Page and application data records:
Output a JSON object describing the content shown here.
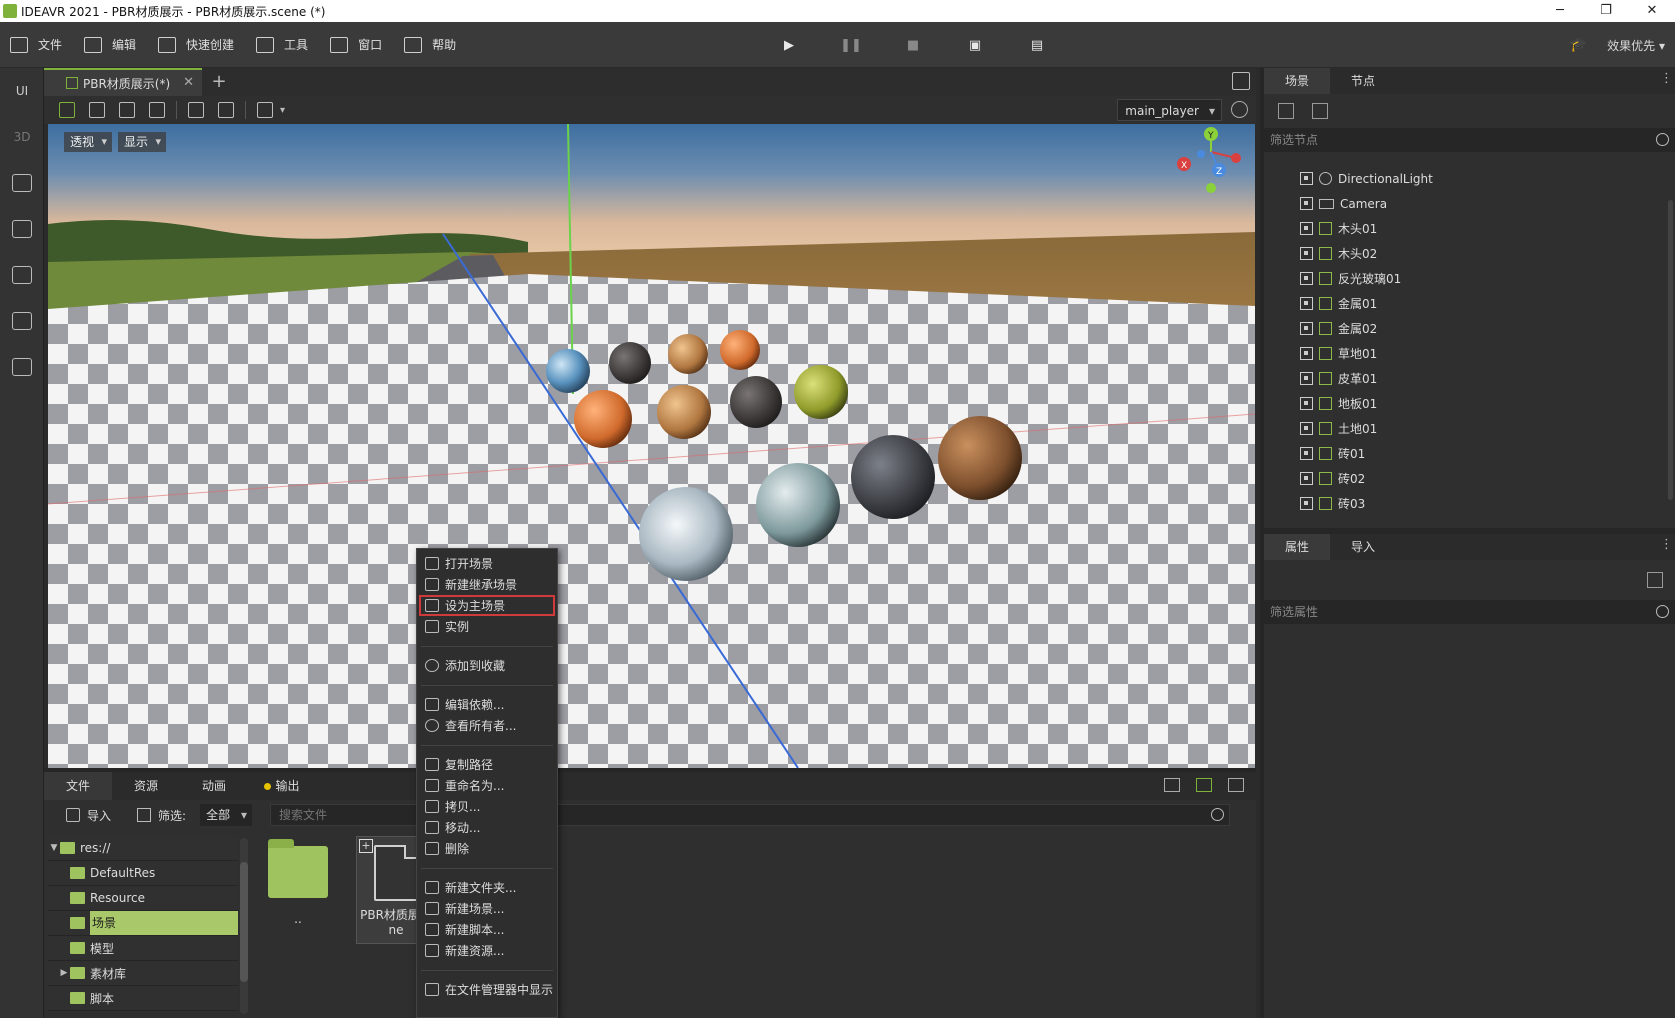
{
  "window": {
    "title": "IDEAVR 2021 - PBR材质展示 - PBR材质展示.scene (*)",
    "minimize": "─",
    "restore": "❐",
    "close": "✕"
  },
  "menubar": {
    "items": [
      {
        "label": "文件",
        "icon": "folder-icon"
      },
      {
        "label": "编辑",
        "icon": "crop-icon"
      },
      {
        "label": "快速创建",
        "icon": "edit-icon"
      },
      {
        "label": "工具",
        "icon": "toolbox-icon"
      },
      {
        "label": "窗口",
        "icon": "window-icon"
      },
      {
        "label": "帮助",
        "icon": "help-icon"
      }
    ],
    "play": "▶",
    "pause": "❚❚",
    "stop": "■",
    "quality_label": "效果优先"
  },
  "left_toolbar": {
    "ui_label": "UI",
    "three_d_label": "3D"
  },
  "document_tab": {
    "label": "PBR材质展示(*)",
    "close": "✕",
    "add": "+"
  },
  "viewport_toolbar": {
    "player_select": "main_player"
  },
  "viewport": {
    "perspective_label": "透视",
    "display_label": "显示",
    "gizmo_axes": [
      "X",
      "Y",
      "Z"
    ]
  },
  "bottom_panel": {
    "tabs": [
      "文件",
      "资源",
      "动画",
      "输出"
    ],
    "import_label": "导入",
    "filter_label": "筛选:",
    "filter_value": "全部",
    "search_placeholder": "搜索文件",
    "tree": [
      {
        "label": "res://",
        "arrow": "▼"
      },
      {
        "label": "DefaultRes"
      },
      {
        "label": "Resource"
      },
      {
        "label": "场景"
      },
      {
        "label": "模型"
      },
      {
        "label": "素材库",
        "arrow": "▶"
      },
      {
        "label": "脚本"
      }
    ],
    "files": [
      {
        "label": ".."
      },
      {
        "label": "PBR材质展示.scene",
        "line1": "PBR材质展示",
        "line2": "ne"
      }
    ]
  },
  "context_menu": {
    "items": [
      "打开场景",
      "新建继承场景",
      "设为主场景",
      "实例",
      "添加到收藏",
      "编辑依赖...",
      "查看所有者...",
      "复制路径",
      "重命名为...",
      "拷贝...",
      "移动...",
      "删除",
      "新建文件夹...",
      "新建场景...",
      "新建脚本...",
      "新建资源...",
      "在文件管理器中显示"
    ]
  },
  "scene_panel": {
    "tabs": [
      "场景",
      "节点"
    ],
    "more": "⋮",
    "search_placeholder": "筛选节点",
    "nodes": [
      {
        "label": "DirectionalLight",
        "type": "light"
      },
      {
        "label": "Camera",
        "type": "camera"
      },
      {
        "label": "木头01",
        "type": "mesh"
      },
      {
        "label": "木头02",
        "type": "mesh"
      },
      {
        "label": "反光玻璃01",
        "type": "mesh"
      },
      {
        "label": "金属01",
        "type": "mesh"
      },
      {
        "label": "金属02",
        "type": "mesh"
      },
      {
        "label": "草地01",
        "type": "mesh"
      },
      {
        "label": "皮革01",
        "type": "mesh"
      },
      {
        "label": "地板01",
        "type": "mesh"
      },
      {
        "label": "土地01",
        "type": "mesh"
      },
      {
        "label": "砖01",
        "type": "mesh"
      },
      {
        "label": "砖02",
        "type": "mesh"
      },
      {
        "label": "砖03",
        "type": "mesh"
      }
    ]
  },
  "props_panel": {
    "tabs": [
      "属性",
      "导入"
    ],
    "search_placeholder": "筛选属性"
  },
  "colors": {
    "accent": "#7fb23a",
    "selected_folder": "#a8c86a",
    "highlight_outline": "#d03a3a",
    "output_dot": "#e5c300"
  }
}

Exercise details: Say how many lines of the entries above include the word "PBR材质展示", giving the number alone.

Task solution: 4